SHARON SPRINGS, Kan. (AP) — If Colorado’s new marijuana law holds up, western Kansas Sheriff Larry Townsend is pretty sure people from all over the region will descend on the state to get their legal buzz.
That will undoubtedly include marijuana smokers from Townsend’s Wallace County community of Sharon Springs, who won’t have a problem driving the 17 miles to the Colorado border to stock up on weed supplies.
“I don’t think Colorado should have passed this,” Townsend told The Kansas City Star. “I don’t think it’s good for the people of that state or my state or society as a whole.”
Colorado’s Amendment 64 passed Tuesday with 53 percent approval. The law allows anyone over 21 to go into a specialty retail store and buy up to an ounce of marijuana, and it lets people grow up to six marijuana plants.
The state was awaiting word on whether the U.S. Justice Department would sue to block the recreational marijuana measures approved in Colorado and Washington.
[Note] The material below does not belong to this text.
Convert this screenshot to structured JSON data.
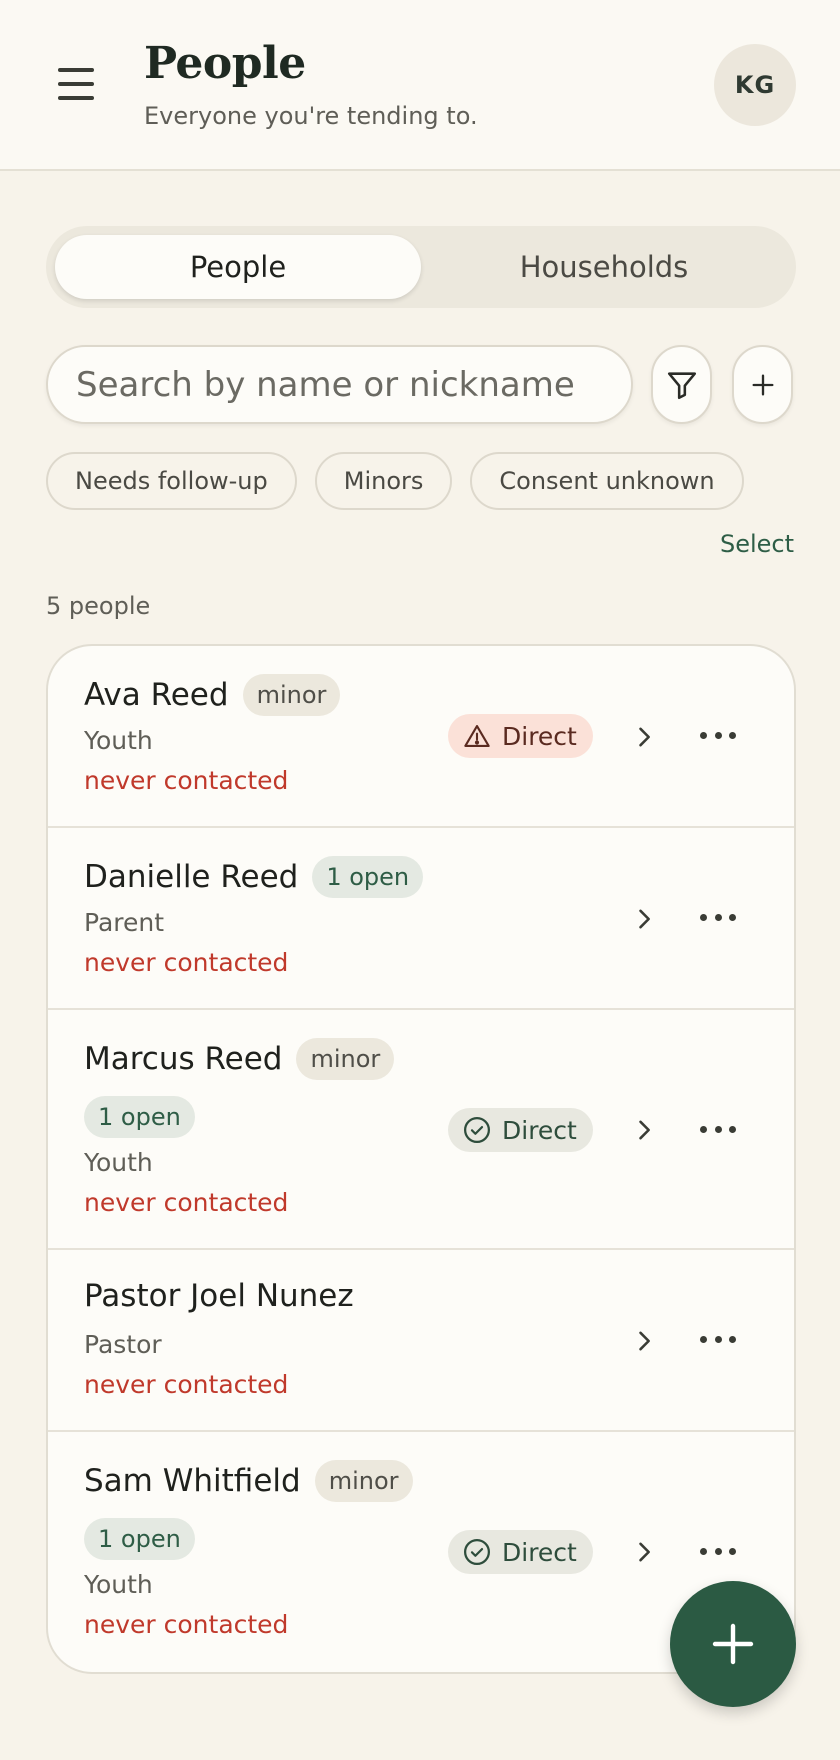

Both states were holding off on plans to regulate and tax the drug while waiting to see whether the government would assert federal authority over drug law.
Seventeen states currently allow people with certain medical conditions to use marijuana, which also is banned under federal law but has received little resistance from the Obama administration, especially toward individual users.
The amendment’s passage has led many to speculate about how it would impact Colorado’s thriving tourism industry, with supporters suggesting pot smokers from surrounding states will flock there to buy legal marijuana, bringing in millions of dollars to the state’s economy.
“You know people are going to drive to Colorado from Kansas City and a whole bunch of other places,” Townsend said. “They will buy where it’s legal, and as soon as they leave the state it’s going to be a crime. It’s going to be a terrible mess.”
For now, the Kansas Highway Patrol isn’t making plans for grand interdiction efforts should the Colorado amendment stand.
Patrol spokesman Lt. Josh Kellerman said he has been involved with plenty of traffic stops in which vehicle occupants possessed marijuana. He said Colorado’s decision to legalize the drug wouldn’t have much of an impact on how the KHP does its job.
“If you’re driving through our state and say it’s legal in Colorado, well, you’re in Kansas and you’re subject to our state’s laws,” Kellerman told The Associated Press. “The bottom line is, nothing changes for us. Could we see more (marijuana)? I guess, but we’re still going to handle it as we do now.”
Kansas City, Mo., attorney Coulter deVries supports marijuana legalization and believes residents of other states will go to Colorado to buy pot. But he cautioned that it’s important to pay attention to what the federal government does because Washington, D.C., trumps any state laws when it comes to saying what people can smoke.
“Look, a lot of people smoke pot, and it’s ridiculous to throw them in jail when they get caught with it,” deVries said.